*** Data section ***

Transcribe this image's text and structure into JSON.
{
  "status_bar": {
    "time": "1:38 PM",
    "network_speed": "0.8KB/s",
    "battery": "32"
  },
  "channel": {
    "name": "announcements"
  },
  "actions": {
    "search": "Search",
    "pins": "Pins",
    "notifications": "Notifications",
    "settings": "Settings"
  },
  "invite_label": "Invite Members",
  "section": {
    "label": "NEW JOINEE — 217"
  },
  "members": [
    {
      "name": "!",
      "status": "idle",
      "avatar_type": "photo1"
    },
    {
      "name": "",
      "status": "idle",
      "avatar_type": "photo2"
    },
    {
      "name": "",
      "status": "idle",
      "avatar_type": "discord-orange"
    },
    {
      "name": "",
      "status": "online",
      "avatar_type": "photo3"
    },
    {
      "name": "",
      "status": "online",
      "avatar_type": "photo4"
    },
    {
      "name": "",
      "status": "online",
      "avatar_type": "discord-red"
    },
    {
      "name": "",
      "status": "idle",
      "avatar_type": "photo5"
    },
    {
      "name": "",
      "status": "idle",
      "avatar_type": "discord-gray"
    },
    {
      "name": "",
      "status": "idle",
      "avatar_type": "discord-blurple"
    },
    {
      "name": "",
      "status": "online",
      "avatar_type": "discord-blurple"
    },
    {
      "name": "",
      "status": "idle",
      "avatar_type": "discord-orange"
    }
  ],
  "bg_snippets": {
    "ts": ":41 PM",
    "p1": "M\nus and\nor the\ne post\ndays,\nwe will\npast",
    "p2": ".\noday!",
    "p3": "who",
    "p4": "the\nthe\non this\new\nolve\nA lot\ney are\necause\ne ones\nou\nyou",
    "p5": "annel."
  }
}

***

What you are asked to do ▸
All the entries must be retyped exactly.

Answer space ▸
Transcribe this image's text and structure into JSON.
{
  "status_bar": {
    "time": "1:38 PM",
    "network_speed": "0.8KB/s",
    "battery": "32"
  },
  "channel": {
    "name": "announcements"
  },
  "actions": {
    "search": "Search",
    "pins": "Pins",
    "notifications": "Notifications",
    "settings": "Settings"
  },
  "invite_label": "Invite Members",
  "section": {
    "label": "NEW JOINEE — 217"
  },
  "members": [
    {
      "name": "!",
      "status": "idle",
      "avatar_type": "photo1"
    },
    {
      "name": "",
      "status": "idle",
      "avatar_type": "photo2"
    },
    {
      "name": "",
      "status": "idle",
      "avatar_type": "discord-orange"
    },
    {
      "name": "",
      "status": "online",
      "avatar_type": "photo3"
    },
    {
      "name": "",
      "status": "online",
      "avatar_type": "photo4"
    },
    {
      "name": "",
      "status": "online",
      "avatar_type": "discord-red"
    },
    {
      "name": "",
      "status": "idle",
      "avatar_type": "photo5"
    },
    {
      "name": "",
      "status": "idle",
      "avatar_type": "discord-gray"
    },
    {
      "name": "",
      "status": "idle",
      "avatar_type": "discord-blurple"
    },
    {
      "name": "",
      "status": "online",
      "avatar_type": "discord-blurple"
    },
    {
      "name": "",
      "status": "idle",
      "avatar_type": "discord-orange"
    }
  ],
  "bg_snippets": {
    "ts": ":41 PM",
    "p1": "M\nus and\nor the\ne post\ndays,\nwe will\npast",
    "p2": ".\noday!",
    "p3": "who",
    "p4": "the\nthe\non this\new\nolve\nA lot\ney are\necause\ne ones\nou\nyou",
    "p5": "annel."
  }
}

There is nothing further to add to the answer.